> EXERCISE GOAL
Copy out each line of the data that holds the word "this".
----------------------------------------
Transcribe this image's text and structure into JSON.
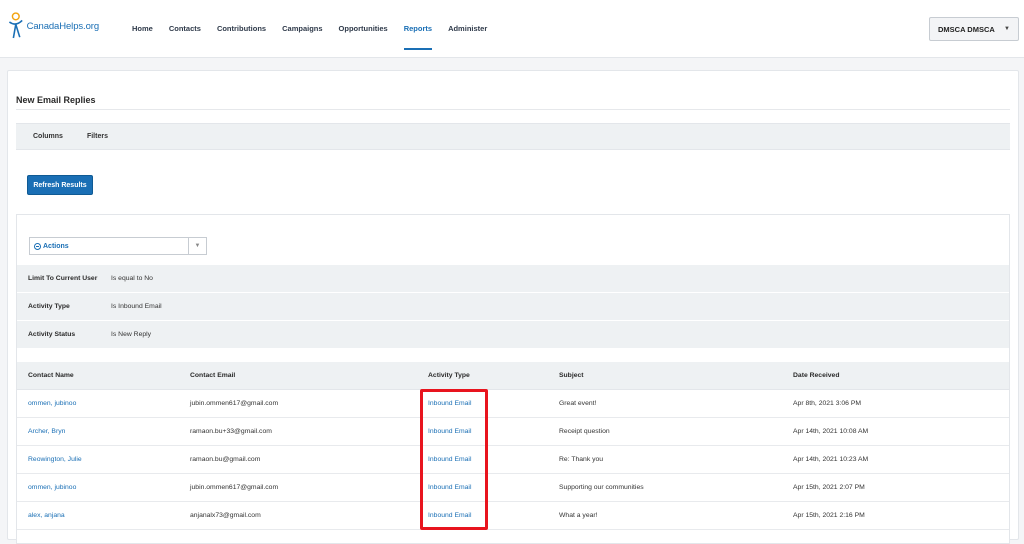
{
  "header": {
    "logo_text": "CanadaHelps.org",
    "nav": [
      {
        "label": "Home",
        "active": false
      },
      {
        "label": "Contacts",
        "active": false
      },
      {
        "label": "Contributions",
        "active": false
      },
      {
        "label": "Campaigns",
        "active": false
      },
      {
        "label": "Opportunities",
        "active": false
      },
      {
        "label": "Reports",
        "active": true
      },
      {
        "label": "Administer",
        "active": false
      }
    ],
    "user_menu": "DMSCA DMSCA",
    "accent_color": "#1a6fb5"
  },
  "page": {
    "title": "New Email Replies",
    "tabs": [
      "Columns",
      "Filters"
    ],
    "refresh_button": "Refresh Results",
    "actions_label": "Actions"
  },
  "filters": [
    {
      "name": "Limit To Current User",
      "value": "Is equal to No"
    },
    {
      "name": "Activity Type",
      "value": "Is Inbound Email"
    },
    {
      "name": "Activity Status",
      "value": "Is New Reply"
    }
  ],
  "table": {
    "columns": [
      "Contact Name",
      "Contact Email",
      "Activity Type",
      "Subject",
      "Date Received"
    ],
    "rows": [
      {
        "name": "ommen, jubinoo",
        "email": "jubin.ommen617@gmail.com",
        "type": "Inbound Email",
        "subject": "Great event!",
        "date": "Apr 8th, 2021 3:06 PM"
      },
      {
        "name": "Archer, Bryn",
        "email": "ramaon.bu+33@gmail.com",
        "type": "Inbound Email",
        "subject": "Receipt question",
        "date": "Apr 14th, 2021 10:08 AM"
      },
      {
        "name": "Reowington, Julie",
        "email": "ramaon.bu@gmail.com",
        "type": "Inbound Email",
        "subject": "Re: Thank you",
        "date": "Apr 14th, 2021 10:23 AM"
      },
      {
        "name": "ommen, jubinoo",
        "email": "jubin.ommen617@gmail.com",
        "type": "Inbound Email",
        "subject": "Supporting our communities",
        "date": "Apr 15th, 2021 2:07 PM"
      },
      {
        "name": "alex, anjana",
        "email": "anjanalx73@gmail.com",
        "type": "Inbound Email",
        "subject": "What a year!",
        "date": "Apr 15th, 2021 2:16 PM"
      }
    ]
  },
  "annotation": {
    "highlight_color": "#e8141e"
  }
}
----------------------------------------
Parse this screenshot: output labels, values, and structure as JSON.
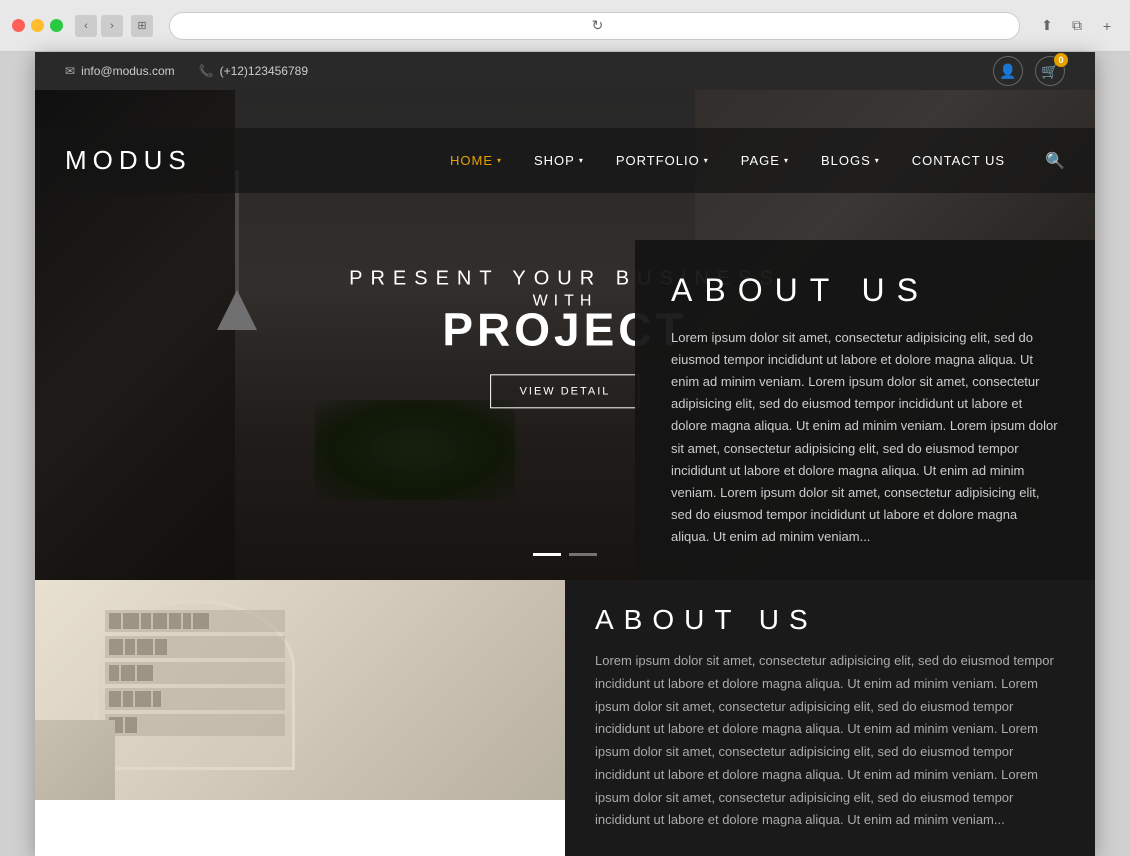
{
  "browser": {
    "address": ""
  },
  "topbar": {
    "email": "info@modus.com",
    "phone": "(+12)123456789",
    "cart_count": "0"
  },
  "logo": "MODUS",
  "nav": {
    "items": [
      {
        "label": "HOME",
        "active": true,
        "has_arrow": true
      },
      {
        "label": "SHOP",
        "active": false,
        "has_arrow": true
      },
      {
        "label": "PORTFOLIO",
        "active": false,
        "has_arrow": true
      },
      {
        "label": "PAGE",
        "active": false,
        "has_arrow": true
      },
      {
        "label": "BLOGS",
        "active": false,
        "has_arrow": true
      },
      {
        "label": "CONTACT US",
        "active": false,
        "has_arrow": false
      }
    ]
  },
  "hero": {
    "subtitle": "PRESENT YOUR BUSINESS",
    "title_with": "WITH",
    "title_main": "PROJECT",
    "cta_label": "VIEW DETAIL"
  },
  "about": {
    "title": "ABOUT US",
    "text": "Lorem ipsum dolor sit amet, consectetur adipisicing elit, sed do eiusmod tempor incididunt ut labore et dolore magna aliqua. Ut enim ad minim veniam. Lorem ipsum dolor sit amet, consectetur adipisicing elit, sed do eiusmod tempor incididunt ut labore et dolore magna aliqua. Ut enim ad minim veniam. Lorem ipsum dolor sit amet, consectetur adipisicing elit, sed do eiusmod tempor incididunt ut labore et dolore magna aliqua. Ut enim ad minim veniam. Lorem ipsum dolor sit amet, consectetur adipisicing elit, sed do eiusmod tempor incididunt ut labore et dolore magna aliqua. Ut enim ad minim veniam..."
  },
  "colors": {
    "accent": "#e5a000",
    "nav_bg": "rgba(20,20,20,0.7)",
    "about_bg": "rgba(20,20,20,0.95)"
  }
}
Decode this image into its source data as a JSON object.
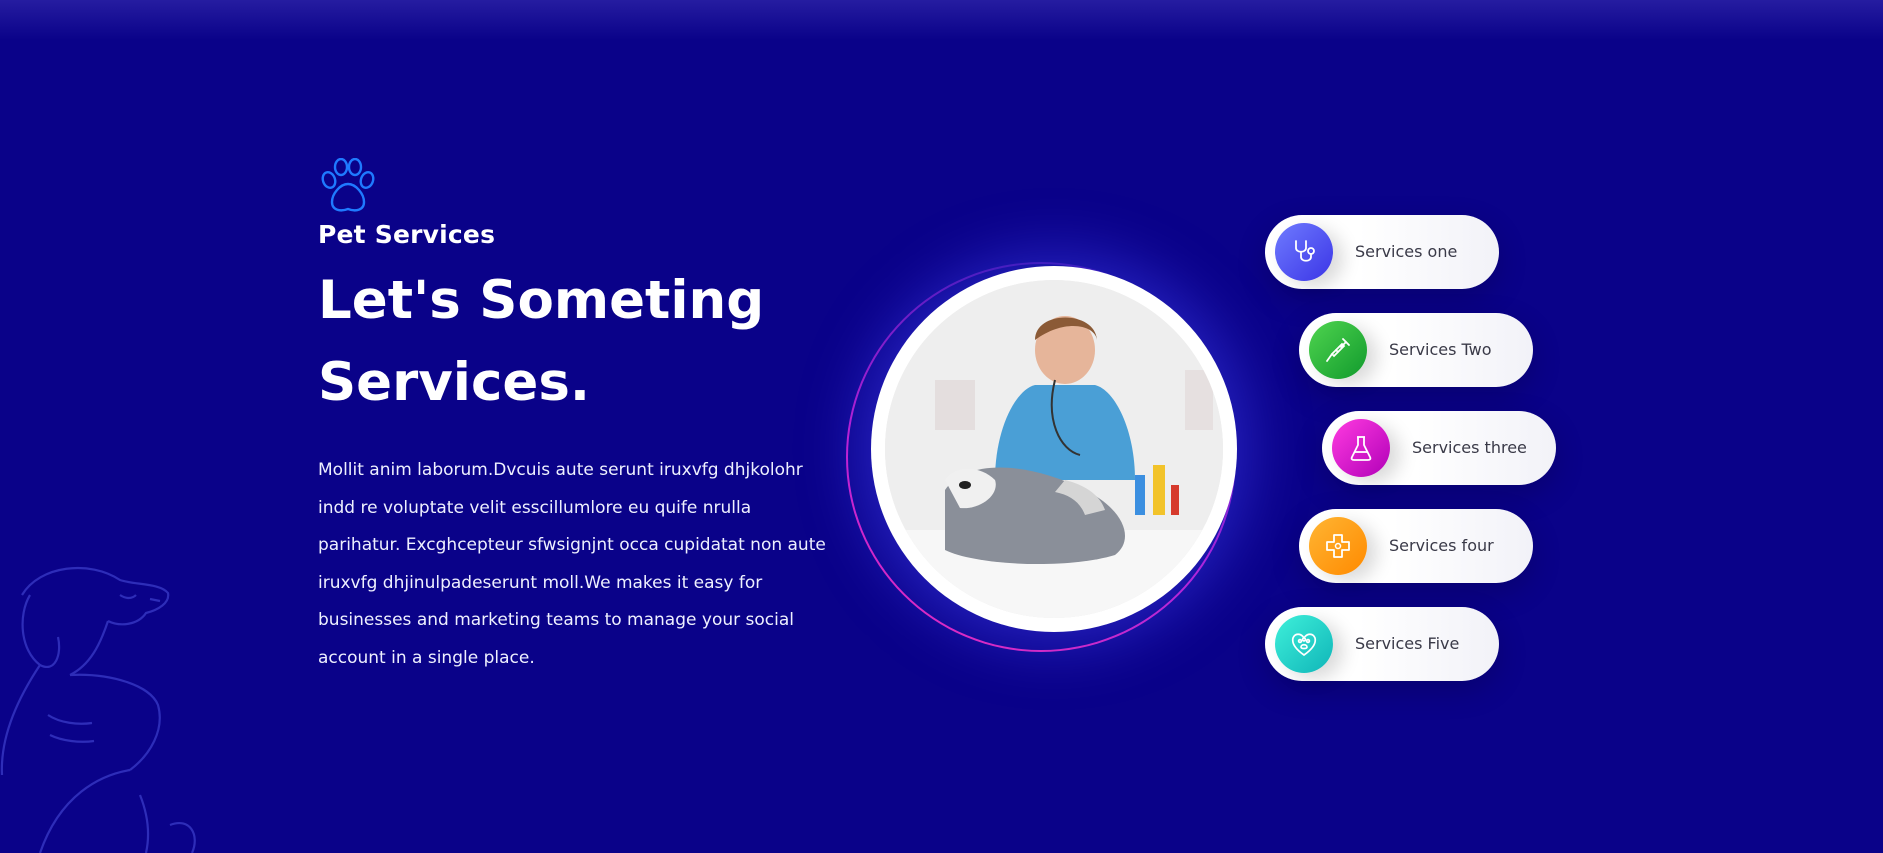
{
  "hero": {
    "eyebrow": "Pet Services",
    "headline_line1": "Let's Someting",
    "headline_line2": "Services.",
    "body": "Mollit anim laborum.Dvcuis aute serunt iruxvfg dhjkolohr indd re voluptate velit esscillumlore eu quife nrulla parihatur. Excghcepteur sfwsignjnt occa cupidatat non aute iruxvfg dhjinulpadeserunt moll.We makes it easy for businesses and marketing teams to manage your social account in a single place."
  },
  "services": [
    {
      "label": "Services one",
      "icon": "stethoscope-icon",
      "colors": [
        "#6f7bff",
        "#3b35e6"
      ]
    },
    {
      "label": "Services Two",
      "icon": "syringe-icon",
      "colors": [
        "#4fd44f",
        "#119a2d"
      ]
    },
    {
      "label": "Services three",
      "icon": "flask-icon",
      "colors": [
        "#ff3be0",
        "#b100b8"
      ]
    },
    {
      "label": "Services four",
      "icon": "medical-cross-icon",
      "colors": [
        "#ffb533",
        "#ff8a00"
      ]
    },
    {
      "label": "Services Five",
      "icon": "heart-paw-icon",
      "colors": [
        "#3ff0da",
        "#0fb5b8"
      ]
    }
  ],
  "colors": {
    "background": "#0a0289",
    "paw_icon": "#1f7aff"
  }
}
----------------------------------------
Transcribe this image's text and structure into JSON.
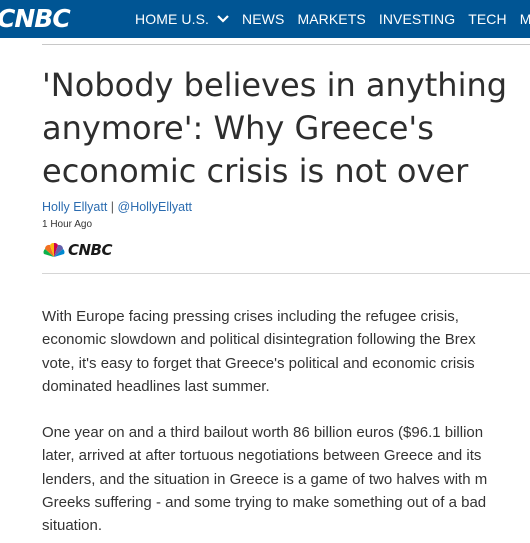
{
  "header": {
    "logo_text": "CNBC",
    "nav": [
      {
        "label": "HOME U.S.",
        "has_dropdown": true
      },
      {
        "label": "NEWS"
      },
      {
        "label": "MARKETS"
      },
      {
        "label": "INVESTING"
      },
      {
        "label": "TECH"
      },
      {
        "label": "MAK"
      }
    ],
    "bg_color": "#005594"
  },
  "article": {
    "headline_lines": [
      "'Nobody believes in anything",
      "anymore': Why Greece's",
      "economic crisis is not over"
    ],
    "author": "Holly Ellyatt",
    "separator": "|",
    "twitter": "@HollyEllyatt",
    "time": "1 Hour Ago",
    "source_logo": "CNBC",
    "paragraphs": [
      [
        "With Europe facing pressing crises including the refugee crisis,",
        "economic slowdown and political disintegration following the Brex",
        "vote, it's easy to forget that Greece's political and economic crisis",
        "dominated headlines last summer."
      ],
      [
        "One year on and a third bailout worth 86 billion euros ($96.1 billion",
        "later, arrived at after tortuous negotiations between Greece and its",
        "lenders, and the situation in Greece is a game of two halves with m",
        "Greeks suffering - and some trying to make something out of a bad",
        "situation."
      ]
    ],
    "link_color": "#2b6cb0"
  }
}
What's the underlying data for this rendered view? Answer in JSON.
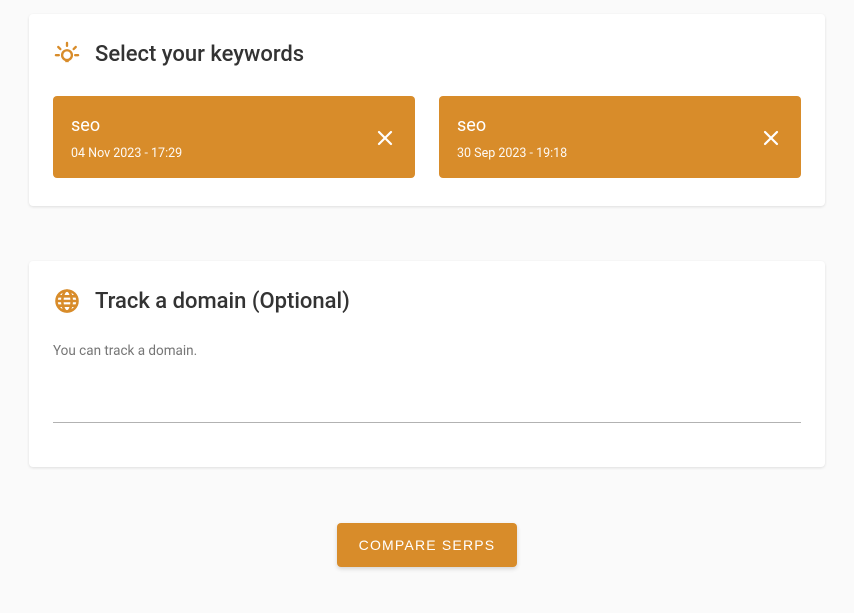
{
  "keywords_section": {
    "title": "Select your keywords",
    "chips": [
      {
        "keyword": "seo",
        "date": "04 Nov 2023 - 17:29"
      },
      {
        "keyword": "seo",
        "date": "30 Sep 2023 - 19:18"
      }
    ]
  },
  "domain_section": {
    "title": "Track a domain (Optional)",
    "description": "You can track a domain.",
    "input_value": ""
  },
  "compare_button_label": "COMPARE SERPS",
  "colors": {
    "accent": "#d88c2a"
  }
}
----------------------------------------
> EXERCISE ANSWER
Transcribe this image's text and structure into JSON.
Parse this screenshot: output labels, values, and structure as JSON.
Decode this image into its source data as a JSON object.
Transcribe this image's text and structure into JSON.
What's the underlying data for this rendered view? Answer in JSON.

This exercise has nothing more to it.